Table 1 shows the ratio of the population to general dental practitioners in both Scotland and Lothian has markedly reduced over recent years. The Lothian ratio is lower than the average for Scotland (i.e. better access over time and compared to the Scottish average). By ensuring access to NHS dental care NHS Lothian maintains the mutual benefits of regular dental attendance, tailored care for individuals provided by their family dentist.

The benefits of the improved dentist to population ratios has been reflected in NHS Lothian's progress towards the government target on dental registration for children (H2). The target is for 80% of children aged 3 to 5 years of age should be registered with an NHS general dental practitioner.

Table 2 below shows the March figures for the last 10 years. The improvement in 2007/08 reflects increased local efforts to achieve the target and the National 'Childsmile' project being rolled out across Scotland and the mutually beneficial effect this is having on NHS dental registration. Data from September 2008 for Lothian shows 86.9% of all children aged three to five years of age and improvements are also being demonstrated with other age groups of the population.

[ Table 2 ] 3-5 year olds registered with an NHS dentist (Capitation Percentages) - Scotland & Lothian
Year 98/99 99/00 00/01 01/02 02/03 03/04 04/05 05/06 06/07 07/08
Scotland 64.6% 66.9% 65.2% 66.9% 68% 66.1% 66% 68.4% 68.9% 77.3%
Lothian 69.7% 72.5% 70.3% 71.6% 72% 70.9% 71.8% 74% 75.9% 84.4%

Key messages

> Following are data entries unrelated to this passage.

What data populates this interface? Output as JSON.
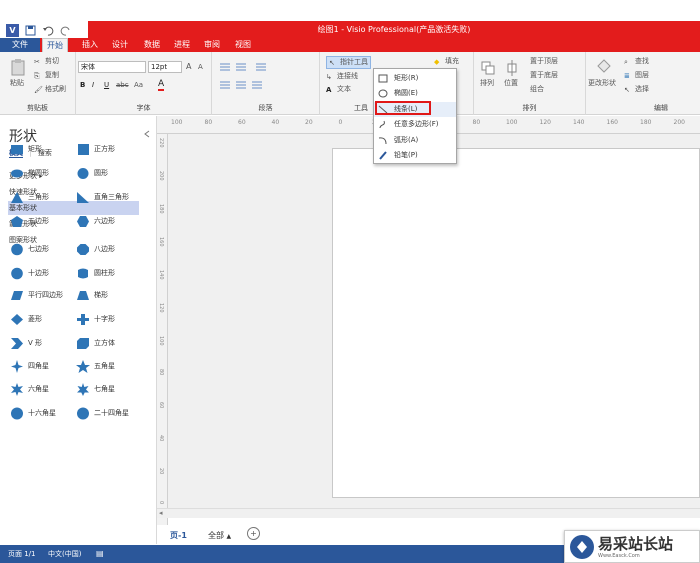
{
  "window": {
    "title": "绘图1 - Visio Professional(产品激活失败)",
    "app_icon": "V"
  },
  "tabs": [
    "文件",
    "开始",
    "插入",
    "设计",
    "数据",
    "进程",
    "审阅",
    "视图"
  ],
  "ribbon": {
    "clipboard": {
      "label": "剪贴板",
      "paste": "粘贴",
      "cut": "剪切",
      "copy": "复制",
      "format_painter": "格式刷"
    },
    "font": {
      "label": "字体",
      "font_name": "宋体",
      "font_size": "12pt",
      "grow": "A",
      "shrink": "A",
      "bold": "B",
      "italic": "I",
      "underline": "U",
      "strike": "abc",
      "case": "Aa",
      "color": "A"
    },
    "paragraph": {
      "label": "段落"
    },
    "tools": {
      "label": "工具",
      "pointer": "指针工具",
      "connector": "连接线",
      "text": "文本"
    },
    "shape_styles": {
      "fill": "填充"
    },
    "arrange": {
      "label": "排列",
      "arrange_btn": "排列",
      "position": "位置",
      "bring_front": "置于顶层",
      "send_back": "置于底层",
      "group": "组合"
    },
    "change_shape": {
      "label": "更改形状"
    },
    "editing": {
      "label": "编辑",
      "find": "查找",
      "layers": "图层",
      "select": "选择"
    }
  },
  "dropdown": {
    "items": [
      "矩形(R)",
      "椭圆(E)",
      "线条(L)",
      "任意多边形(F)",
      "弧形(A)",
      "铅笔(P)"
    ],
    "highlighted": "线条(L)"
  },
  "panel": {
    "title": "形状",
    "tab_stencils": "模具",
    "tab_search": "搜索",
    "stencils": [
      "更多形状",
      "快速形状",
      "基本形状",
      "箭头形状",
      "图案形状"
    ],
    "selected_stencil": "基本形状",
    "shapes": [
      [
        "矩形",
        "正方形"
      ],
      [
        "椭圆形",
        "圆形"
      ],
      [
        "三角形",
        "直角三角形"
      ],
      [
        "五边形",
        "六边形"
      ],
      [
        "七边形",
        "八边形"
      ],
      [
        "十边形",
        "圆柱形"
      ],
      [
        "平行四边形",
        "梯形"
      ],
      [
        "菱形",
        "十字形"
      ],
      [
        "V 形",
        "立方体"
      ],
      [
        "四角星",
        "五角星"
      ],
      [
        "六角星",
        "七角星"
      ],
      [
        "十六角星",
        "二十四角星"
      ]
    ]
  },
  "ruler": {
    "h_ticks": [
      "100",
      "80",
      "60",
      "40",
      "20",
      "0",
      "20",
      "40",
      "60",
      "80",
      "100",
      "120",
      "140",
      "160",
      "180",
      "200"
    ],
    "v_ticks": [
      "220",
      "200",
      "180",
      "160",
      "140",
      "120",
      "100",
      "80",
      "60",
      "40",
      "20",
      "0"
    ]
  },
  "page_tabs": {
    "page": "页-1",
    "all": "全部",
    "add": "+"
  },
  "statusbar": {
    "page": "页面 1/1",
    "lang": "中文(中国)"
  },
  "watermark": {
    "text": "易采站长站",
    "sub": "Www.Easck.Com"
  },
  "colors": {
    "accent": "#2b579a",
    "title_red": "#e31c1c",
    "highlight": "#e01818",
    "shape_blue": "#2e75b6"
  }
}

  • Tooth decay is still a public health problem in Lothian and Scotland. It is still the commonest single reason for children being admitted to hospital.
  • Oral diseases, including tooth decay, are strongly linked to poverty.As there is no water fluoridation in Scotland, fluoride is provided via toothpaste and fluoride varnish.
  • Everyone should attend their dentist for regular screening (dental check-ups).